### Work instruction
From the records below, please return each line that holds the word "に延長しました".

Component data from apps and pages
------------------------------
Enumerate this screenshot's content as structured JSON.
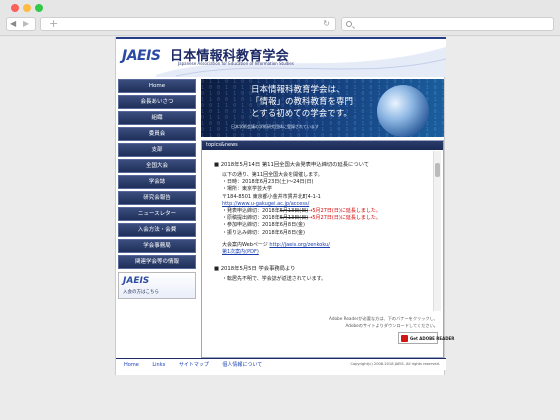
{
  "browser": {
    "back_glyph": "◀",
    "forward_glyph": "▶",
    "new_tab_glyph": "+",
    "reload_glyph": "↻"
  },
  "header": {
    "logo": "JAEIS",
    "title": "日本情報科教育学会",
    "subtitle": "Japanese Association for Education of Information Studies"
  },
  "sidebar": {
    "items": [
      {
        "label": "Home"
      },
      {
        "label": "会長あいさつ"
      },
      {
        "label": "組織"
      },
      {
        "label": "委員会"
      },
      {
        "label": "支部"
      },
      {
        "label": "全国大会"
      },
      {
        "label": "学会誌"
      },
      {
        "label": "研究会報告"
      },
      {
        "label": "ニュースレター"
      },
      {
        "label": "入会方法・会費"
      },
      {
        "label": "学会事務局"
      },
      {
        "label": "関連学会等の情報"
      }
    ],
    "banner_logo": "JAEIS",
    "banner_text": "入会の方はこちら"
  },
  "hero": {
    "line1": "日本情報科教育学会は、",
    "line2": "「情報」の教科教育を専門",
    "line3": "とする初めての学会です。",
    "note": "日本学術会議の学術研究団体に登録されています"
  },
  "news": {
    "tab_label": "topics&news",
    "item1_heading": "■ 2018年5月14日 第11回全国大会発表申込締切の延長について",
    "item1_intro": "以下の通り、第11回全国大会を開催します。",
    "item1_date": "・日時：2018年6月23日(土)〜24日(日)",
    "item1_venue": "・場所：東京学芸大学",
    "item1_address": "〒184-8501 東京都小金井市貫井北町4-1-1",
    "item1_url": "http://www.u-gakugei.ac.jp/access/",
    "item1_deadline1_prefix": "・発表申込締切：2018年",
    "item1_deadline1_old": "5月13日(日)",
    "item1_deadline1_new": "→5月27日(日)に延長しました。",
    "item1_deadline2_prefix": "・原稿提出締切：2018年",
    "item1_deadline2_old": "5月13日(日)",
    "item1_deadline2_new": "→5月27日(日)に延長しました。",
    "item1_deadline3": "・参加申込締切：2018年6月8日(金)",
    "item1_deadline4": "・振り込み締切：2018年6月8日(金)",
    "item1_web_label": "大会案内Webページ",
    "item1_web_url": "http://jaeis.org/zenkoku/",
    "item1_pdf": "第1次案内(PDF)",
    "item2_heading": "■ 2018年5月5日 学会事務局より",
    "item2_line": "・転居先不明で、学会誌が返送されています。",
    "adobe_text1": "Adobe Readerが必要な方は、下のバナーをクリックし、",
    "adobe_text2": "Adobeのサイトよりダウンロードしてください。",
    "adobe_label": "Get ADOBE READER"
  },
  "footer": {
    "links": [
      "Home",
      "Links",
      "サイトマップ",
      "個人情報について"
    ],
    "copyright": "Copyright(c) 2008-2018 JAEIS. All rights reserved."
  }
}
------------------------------
### Written answer
    "item1_deadline1_new": "→5月27日(日)に延長しました。",
    "item1_deadline2_new": "→5月27日(日)に延長しました。",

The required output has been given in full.